Earth Day is a day set aside to increase awareness and appreciation of the Earth’s natural environment.  This is a day that’s celebrated in almost 200 countries around the world.  It’s a perfect day to start – or rather stop using plastic. Don’t freak out, I’m not suggesting giving up all plastic.  We start small.   

In honor of Earth Day, everyone should choose one item of single-use plastic to give up, such as shopping bags, drinking straws, water bottles, plastic foam, food wrappers, etc. 

While it would be great if you could give it up permanently, I suggest you give it up for a week – see how that goes. If that wasn’t a hardship, extend it to a month, and keep it going.  Once that becomes a habit, pick another item to give up and do the same thing. 

Why plastic?  Because there’s a growing body of evidence that plastic waste is creating very serious problems and its exponential growth is threatening our planet’s survival. 

Plastic is clogging our rivers and streams and making its way into our oceans.  In fact, our oceans are drowning in plastic.  

According to the World Economic Forum, by 2050 the total plastic in the ocean will weigh more than all the fish.  This can’t go on. The plastic poisons birds and marine life, they mistake it as food and eat it.  Then some of them die because their stomachs are so full of plastic they have no room for food, or they die from choking on the plastic.  If they survive and are caught by fishermen, they become our dinner, plastic and all. 

Plastic is in our water, our food and our bodies.   

It’s poisoning us, disrupting our hormones, bringing on early puberty and causing major life-threatening diseases.  It’s showing up in our urine, blood, and cells.  Plastic has literally become a part of us, it’s everywhere. 

“The main concern about plastic is that it’s not biodegradable.  Plastics are normally made of materials extracted from crude oil, the same type of oil that is used to make fuel for cars and motorcycles. The most common type of plastic bag is made of polyethylene, a new substance made by humans that microorganisms do not recognize as food. Since no existing bacteria can break down plastic, it cannot biodegrade like other organic materials.  What happens to plastics is that it photo-degrades. When plastics are exposed to the sun’s ultraviolet radiation for a long time, the polyethylene material becomes brittle and begins to crack, breaking into many tiny pieces. This process is estimated to take between 500 and 1000 years, but even when the plastics break into smaller fragments it remains non-biodegradable and toxic for the animals and humans that eat them.” according to Gabriel Lamug-Nanawa.

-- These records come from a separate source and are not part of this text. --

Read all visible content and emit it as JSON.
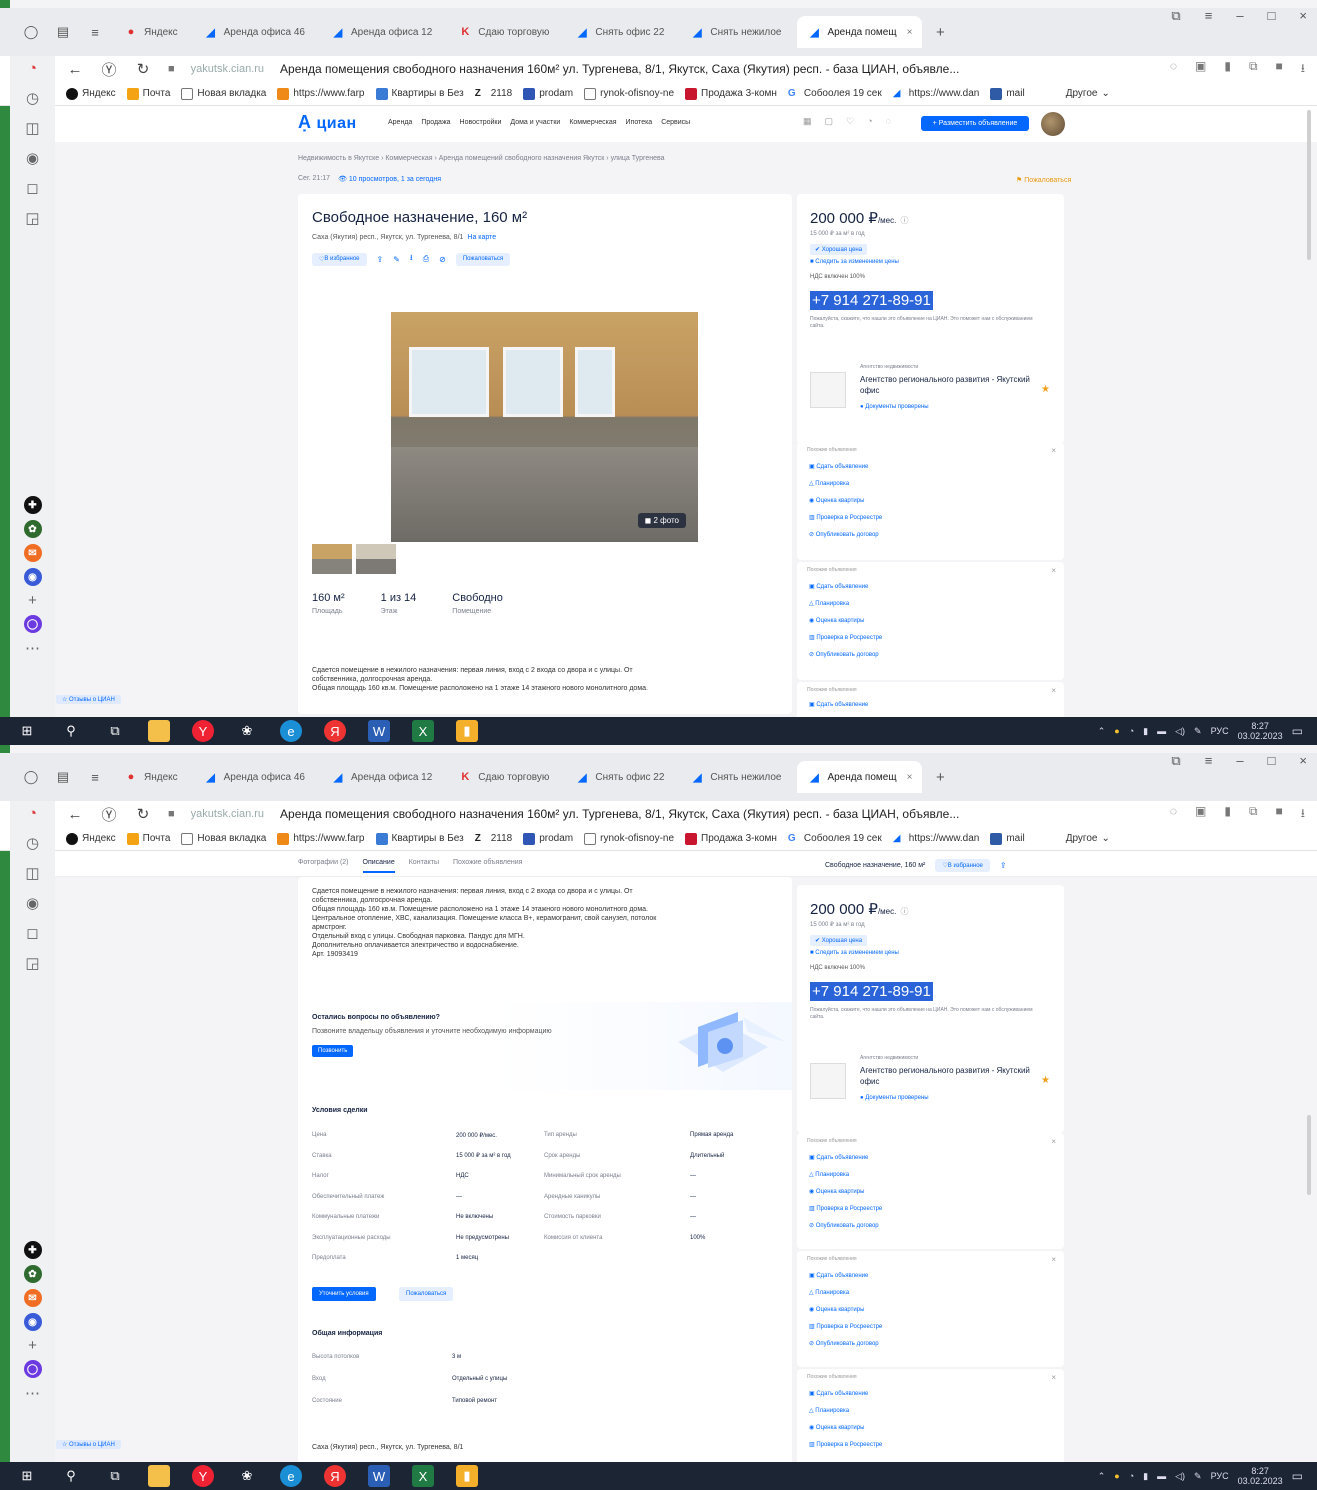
{
  "browser": {
    "tabs": [
      {
        "label": "Яндекс",
        "icon": "yandex-icon"
      },
      {
        "label": "Аренда офиса 46",
        "icon": "cian-icon"
      },
      {
        "label": "Аренда офиса 12",
        "icon": "cian-icon"
      },
      {
        "label": "Сдаю торговую",
        "icon": "k-icon"
      },
      {
        "label": "Снять офис 22",
        "icon": "cian-icon"
      },
      {
        "label": "Снять нежилое",
        "icon": "cian-icon"
      },
      {
        "label": "Аренда помещ",
        "icon": "cian-icon"
      }
    ],
    "domain": "yakutsk.cian.ru",
    "page_title": "Аренда помещения свободного назначения 160м² ул. Тургенева, 8/1, Якутск, Саха (Якутия) респ. - база ЦИАН, объявле...",
    "bookmarks": [
      "Яндекс",
      "Почта",
      "Новая вкладка",
      "https://www.farp",
      "Квартиры в Без",
      "2118",
      "prodam",
      "rynok-ofisnoy-ne",
      "Продажа 3-комн",
      "Собоолея 19 сек",
      "https://www.dan",
      "mail",
      "Другое"
    ]
  },
  "cian": {
    "logo": "циан",
    "nav": [
      "Аренда",
      "Продажа",
      "Новостройки",
      "Дома и участки",
      "Коммерческая",
      "Ипотека",
      "Сервисы"
    ],
    "post_button": "+ Разместить объявление",
    "breadcrumbs": "Недвижимость в Якутске  ›  Коммерческая  ›  Аренда помещений свободного назначения Якутск  ›  улица Тургенева",
    "listing_date": "Сег. 21:17",
    "views": "10 просмотров, 1 за сегодня",
    "complain": "Пожаловаться",
    "title": "Свободное назначение, 160 м²",
    "address": "Саха (Якутия) респ., Якутск, ул. Тургенева, 8/1",
    "map_link": "На карте",
    "favorite": "В избранное",
    "share": "Пожаловаться",
    "photo_count": "2 фото",
    "stats": [
      {
        "value": "160 м²",
        "label": "Площадь"
      },
      {
        "value": "1 из 14",
        "label": "Этаж"
      },
      {
        "value": "Свободно",
        "label": "Помещение"
      }
    ],
    "description": [
      "Сдается помещение в нежилого назначения: первая линия, вход с 2 входа со двора и с улицы. От",
      "собственника, долгосрочная аренда.",
      "Общая площадь 160 кв.м. Помещение расположено на 1 этаже 14 этажного нового монолитного дома.",
      "Центральное отопление, ХВС, канализация. Помещение класса В+, керамогранит, свой санузел, потолок",
      "армстронг.",
      "Отдельный вход с улицы. Свободная парковка. Пандус для МГН.",
      "Дополнительно оплачивается электричество и водоснабжение.",
      "Арт. 19093419"
    ],
    "price": "200 000 ₽",
    "price_unit": "/мес.",
    "price_per_m": "15 000 ₽ за м² в год",
    "price_badge": "Хорошая цена",
    "compare": "Следить за изменением цены",
    "vat": "НДС включен 100%",
    "phone": "+7 914 271-89-91",
    "phone_note": "Пожалуйста, скажите, что нашли это объявление на ЦИАН. Это поможет нам с обслуживанием сайта.",
    "agent_type": "Агентство недвижимости",
    "agent_name": "Агентство регионального развития - Якутский офис",
    "agent_docs": "Документы проверены",
    "similar": [
      {
        "header": "Похожие объявления",
        "rows": [
          "Сдать объявление",
          "Планировка",
          "Оценка квартиры",
          "Проверка в Росреестре",
          "Опубликовать договор"
        ]
      },
      {
        "header": "Похожие объявления",
        "rows": [
          "Сдать объявление",
          "Планировка",
          "Оценка квартиры",
          "Проверка в Росреестре",
          "Опубликовать договор"
        ]
      },
      {
        "header": "Похожие объявления",
        "rows": [
          "Сдать объявление"
        ]
      }
    ],
    "intro_chip": "Отзывы о ЦИАН",
    "sticky_tabs": [
      "Фотографии (2)",
      "Описание",
      "Контакты",
      "Похожие объявления"
    ],
    "sticky_title": "Свободное назначение, 160 м²",
    "question_title": "Остались вопросы по объявлению?",
    "question_sub": "Позвоните владельцу объявления и уточните необходимую информацию",
    "question_btn": "Позвонить",
    "terms_title": "Условия сделки",
    "terms": [
      [
        "Цена",
        "200 000 ₽/мес.",
        "Тип аренды",
        "Прямая аренда"
      ],
      [
        "Ставка",
        "15 000 ₽ за м² в год",
        "Срок аренды",
        "Длительный"
      ],
      [
        "Налог",
        "НДС",
        "Минимальный срок аренды",
        "—"
      ],
      [
        "Обеспечительный платеж",
        "—",
        "Арендные каникулы",
        "—"
      ],
      [
        "Коммунальные платежи",
        "Не включены",
        "Стоимость парковки",
        "—"
      ],
      [
        "Эксплуатационные расходы",
        "Не предусмотрены",
        "Комиссия от клиента",
        "100%"
      ],
      [
        "Предоплата",
        "1 месяц",
        "",
        ""
      ]
    ],
    "terms_btn1": "Уточнить условия",
    "terms_btn2": "Пожаловаться",
    "info_title": "Общая информация",
    "info": [
      [
        "Высота потолков",
        "3 м"
      ],
      [
        "Вход",
        "Отдельный с улицы"
      ],
      [
        "Состояние",
        "Типовой ремонт"
      ]
    ],
    "bottom_address": "Саха (Якутия) респ., Якутск, ул. Тургенева, 8/1"
  },
  "taskbar": {
    "time": "8:27",
    "date": "03.02.2023",
    "lang": "РУС"
  }
}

The world is producing more than 300 million tons of plastic each year and 90% of that is never recycled.  That means the plastic ends up polluting our land, water, and bodies. 

This earth day let’s all take a stand and do our part by reducing our use of single-use plastics to help protect our oceans, planet and ourselves. 

If you need help getting motivated I highly recommend you watch this amazing 3-minute trailer for the movie Albatross.  It’s visually stunning by artist Chris Jordan. 

Need more ideas, check out 100 Great Ideas for Going Plastic Free.

Jackie Kurtz is a blogger who is on a mission to make the world better, one kindness at a time. When her son died, she started a website and blog spreading kindness through motivations and grants as a tribute to him. In his 32 years, he impacted more lives than most people do in a lifetime. Her favorite quote is, “Even if we disagree about everything, we can still be kind to each other.” 

You can connect with Jackie on her website, Matts Kindness Ripples On, or through email